A great deal of Parshas Ki Savo outlines the devastating punishments that would befall the Jewish people if they do not follow the Torah. In the midst of the tochacha the Torah gives us a deeper insight into the cause of all the terrible punishments enumerated here; “Since you did not serve Hashem, your G-d, with joy and goodness of heart, from rov kol (the abundance of everything). ” The simple understanding of this passuk is that the Jewish people did not perform mitzvos with happiness despite the fact that they were blessed with the abundance of everything .

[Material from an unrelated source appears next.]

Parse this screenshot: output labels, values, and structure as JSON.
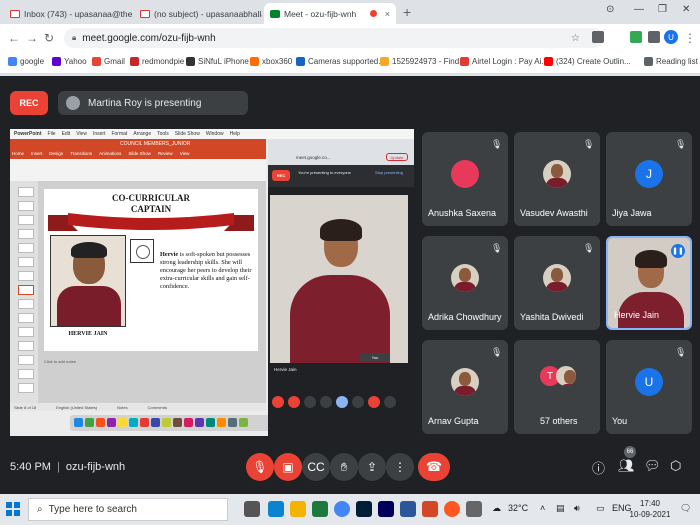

The Arizal explains the passuk according to the Kabbala in a slightly different way. He says that the Torah is saying that we may have performed mitzvos with a certain degree of happiness, however our ikar joy did not derive from shemiras hamitzvos, rather from the simcha of ‘rov kol’ which refers to all other sources of happiness . Thus, Hashem is telling the Jewish people that the simcha of Avodas Hashem must be far greater than the pleasure derived from other endeavors, and that this is an essential part of one’s Avoda. This is a lesson that is of great relevance to Rosh Hashana: The main avoda of Rosh Hashana is to make Hashem King. A significant aspect of this is to recognize that Hashem is the only source of meaning, all other ‘sources’ of pleasure are meaningless. This is also a prerequisite to the teshuva process leading up to Yom Kippur. because if a person’s sheifus (desires) are not purely towards Avodas Hashem, then he will find it almost impossible to avoid sin. There will be times when his desires clash with Ratson Hashem and his shemiras hamitzvos will inevitably suffer. Thus, any teshuva he does on Yom Kippur will be tainted by his outlook on life - that Hashem is not the only source of meaning and joy.
It is important to note that even if a person somehow avoids sinning whilst pursuing his other desires he will still face unpleasant consequences. Rav Yissochor Frand Shlita tells a frightening story that illustrates this point. The Chiddushei Harim zt”l once travelled with a man on his carriage that was pulled by two horses. After a few miles, one of the horses died, causing great distress to its owner. A few miles later, the other horse also died. The owner was so distressed at the loss of his horses that meant so much to him that he sat crying for a long time until he cried so much that he died. That night, the Chiddushei Harim had a dream; in that dream he saw that the man who had died, received Olam Haba. But what was his Olam Haba? A lovely carriage with two beautiful horses. This story teaches us that our Olam Haba is created by what we value in Olam Hazeh - for this man, the most important thing in his life was his horses and carriage, therefore, that was what he got for eternity.
One may ask, it does not seem to be so bad for a person to receive in Olam Haba that which he cherishes so much in Olam Hazeh. Rav Frand answers this question. He says that when he was a young child he always wanted a slingshot with which to play with but his parents refused. Imagine if, at the time of his wedding, his parents would come to him and say, “here is the slingshot that you always wanted!” As a child, the slingshot was valuable to him, but now he has grown out of it. So too, we may strive to acquire various pleasures in Olam Hazeh, such as money or kavod, believing that they will provide us with contentment. But when we arrive in Olam Haba we will see the truth of the words of Mesillas Yesharim: “everything else [apart from closeness to Hashem] that people believe are good is nothing but emptiness. ” In the Olam Haemes, we will see with perfect clarity, how meaningless are those things that we put so much energy into acquiring in this world.
The tochacha of Ki Savo is a stark reminder that it is not enough to merely observe the mitzvos, but that it must be the sole driving force in our lives. Kavod, power, money, food and any other ‘pleasure’ are all illusionary sources of meaning - making Hashem King means realizing that He is the only source of true simcha.